**MATERIAL FOR THE TASK:**
=-=-=

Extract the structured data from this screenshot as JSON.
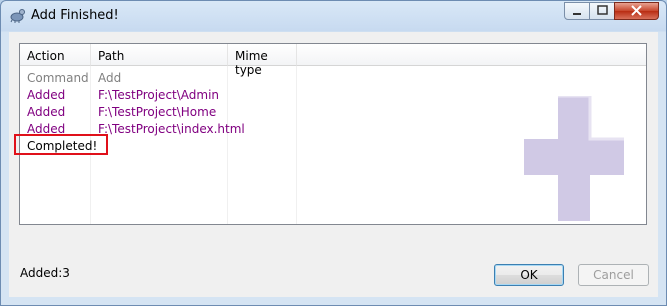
{
  "window": {
    "title": "Add Finished!"
  },
  "table": {
    "columns": [
      "Action",
      "Path",
      "Mime type"
    ],
    "rows": [
      {
        "action": "Command",
        "path": "Add",
        "mime": ""
      },
      {
        "action": "Added",
        "path": "F:\\TestProject\\Admin",
        "mime": ""
      },
      {
        "action": "Added",
        "path": "F:\\TestProject\\Home",
        "mime": ""
      },
      {
        "action": "Added",
        "path": "F:\\TestProject\\index.html",
        "mime": ""
      },
      {
        "action": "Completed!",
        "path": "",
        "mime": ""
      }
    ]
  },
  "status": {
    "text": "Added:3"
  },
  "buttons": {
    "ok": "OK",
    "cancel": "Cancel"
  },
  "colors": {
    "added": "#800080",
    "command": "#808080",
    "plus": "#c8c0e0"
  }
}
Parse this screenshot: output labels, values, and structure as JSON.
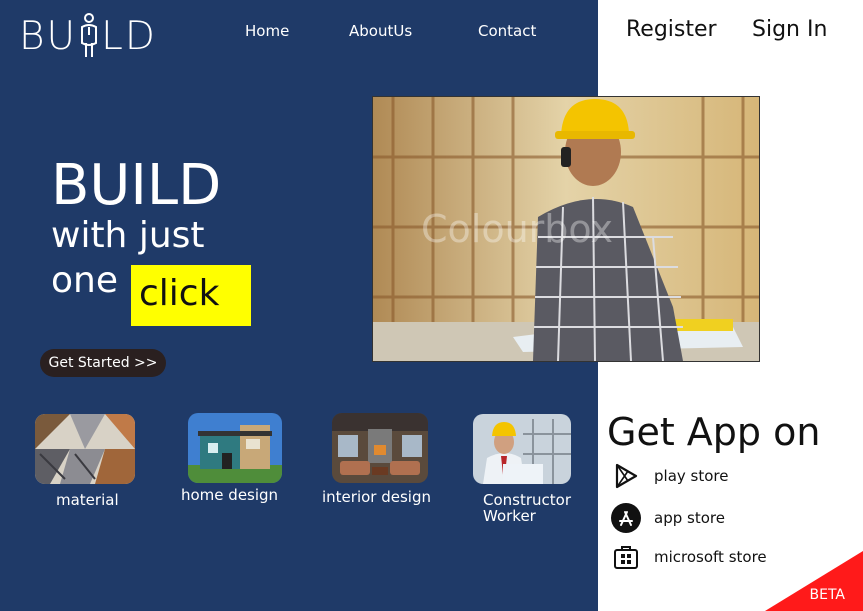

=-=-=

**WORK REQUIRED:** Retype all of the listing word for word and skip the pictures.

**ANSWER TO THE EXERCISE:**
Extract the structured data from this screenshot as JSON.
{
  "window": {
    "title": "Add Finished!"
  },
  "table": {
    "columns": [
      "Action",
      "Path",
      "Mime type"
    ],
    "rows": [
      {
        "action": "Command",
        "path": "Add",
        "mime": ""
      },
      {
        "action": "Added",
        "path": "F:\\TestProject\\Admin",
        "mime": ""
      },
      {
        "action": "Added",
        "path": "F:\\TestProject\\Home",
        "mime": ""
      },
      {
        "action": "Added",
        "path": "F:\\TestProject\\index.html",
        "mime": ""
      },
      {
        "action": "Completed!",
        "path": "",
        "mime": ""
      }
    ]
  },
  "status": {
    "text": "Added:3"
  },
  "buttons": {
    "ok": "OK",
    "cancel": "Cancel"
  },
  "colors": {
    "added": "#800080",
    "command": "#808080",
    "plus": "#c8c0e0"
  }
}
Parse this screenshot: output labels, values, and structure as JSON.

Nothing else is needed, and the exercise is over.